Recorded information —
= Beginning of Section =

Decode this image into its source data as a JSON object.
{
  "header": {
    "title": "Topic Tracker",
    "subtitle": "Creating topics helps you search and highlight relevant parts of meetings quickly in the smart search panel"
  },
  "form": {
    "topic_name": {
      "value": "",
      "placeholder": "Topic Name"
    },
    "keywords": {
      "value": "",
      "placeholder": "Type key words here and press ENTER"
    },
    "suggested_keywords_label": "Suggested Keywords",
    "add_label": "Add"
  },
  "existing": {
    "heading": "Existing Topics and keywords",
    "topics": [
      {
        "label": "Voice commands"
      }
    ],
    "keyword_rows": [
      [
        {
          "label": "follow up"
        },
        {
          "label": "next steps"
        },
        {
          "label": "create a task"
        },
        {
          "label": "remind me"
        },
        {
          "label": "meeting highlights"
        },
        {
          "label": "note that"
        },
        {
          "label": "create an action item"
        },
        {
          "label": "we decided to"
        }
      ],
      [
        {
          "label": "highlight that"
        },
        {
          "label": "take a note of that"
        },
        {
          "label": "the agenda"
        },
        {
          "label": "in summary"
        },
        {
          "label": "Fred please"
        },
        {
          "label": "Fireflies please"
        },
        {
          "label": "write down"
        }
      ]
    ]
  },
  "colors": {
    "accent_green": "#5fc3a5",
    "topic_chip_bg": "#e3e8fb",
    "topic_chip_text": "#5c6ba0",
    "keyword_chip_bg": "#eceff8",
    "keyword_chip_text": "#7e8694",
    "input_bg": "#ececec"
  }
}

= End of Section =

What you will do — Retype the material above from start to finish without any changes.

Response to this task —
Decode this image into its source data as a JSON object.
{
  "header": {
    "title": "Topic Tracker",
    "subtitle": "Creating topics helps you search and highlight relevant parts of meetings quickly in the smart search panel"
  },
  "form": {
    "topic_name": {
      "value": "",
      "placeholder": "Topic Name"
    },
    "keywords": {
      "value": "",
      "placeholder": "Type key words here and press ENTER"
    },
    "suggested_keywords_label": "Suggested Keywords",
    "add_label": "Add"
  },
  "existing": {
    "heading": "Existing Topics and keywords",
    "topics": [
      {
        "label": "Voice commands"
      }
    ],
    "keyword_rows": [
      [
        {
          "label": "follow up"
        },
        {
          "label": "next steps"
        },
        {
          "label": "create a task"
        },
        {
          "label": "remind me"
        },
        {
          "label": "meeting highlights"
        },
        {
          "label": "note that"
        },
        {
          "label": "create an action item"
        },
        {
          "label": "we decided to"
        }
      ],
      [
        {
          "label": "highlight that"
        },
        {
          "label": "take a note of that"
        },
        {
          "label": "the agenda"
        },
        {
          "label": "in summary"
        },
        {
          "label": "Fred please"
        },
        {
          "label": "Fireflies please"
        },
        {
          "label": "write down"
        }
      ]
    ]
  },
  "colors": {
    "accent_green": "#5fc3a5",
    "topic_chip_bg": "#e3e8fb",
    "topic_chip_text": "#5c6ba0",
    "keyword_chip_bg": "#eceff8",
    "keyword_chip_text": "#7e8694",
    "input_bg": "#ececec"
  }
}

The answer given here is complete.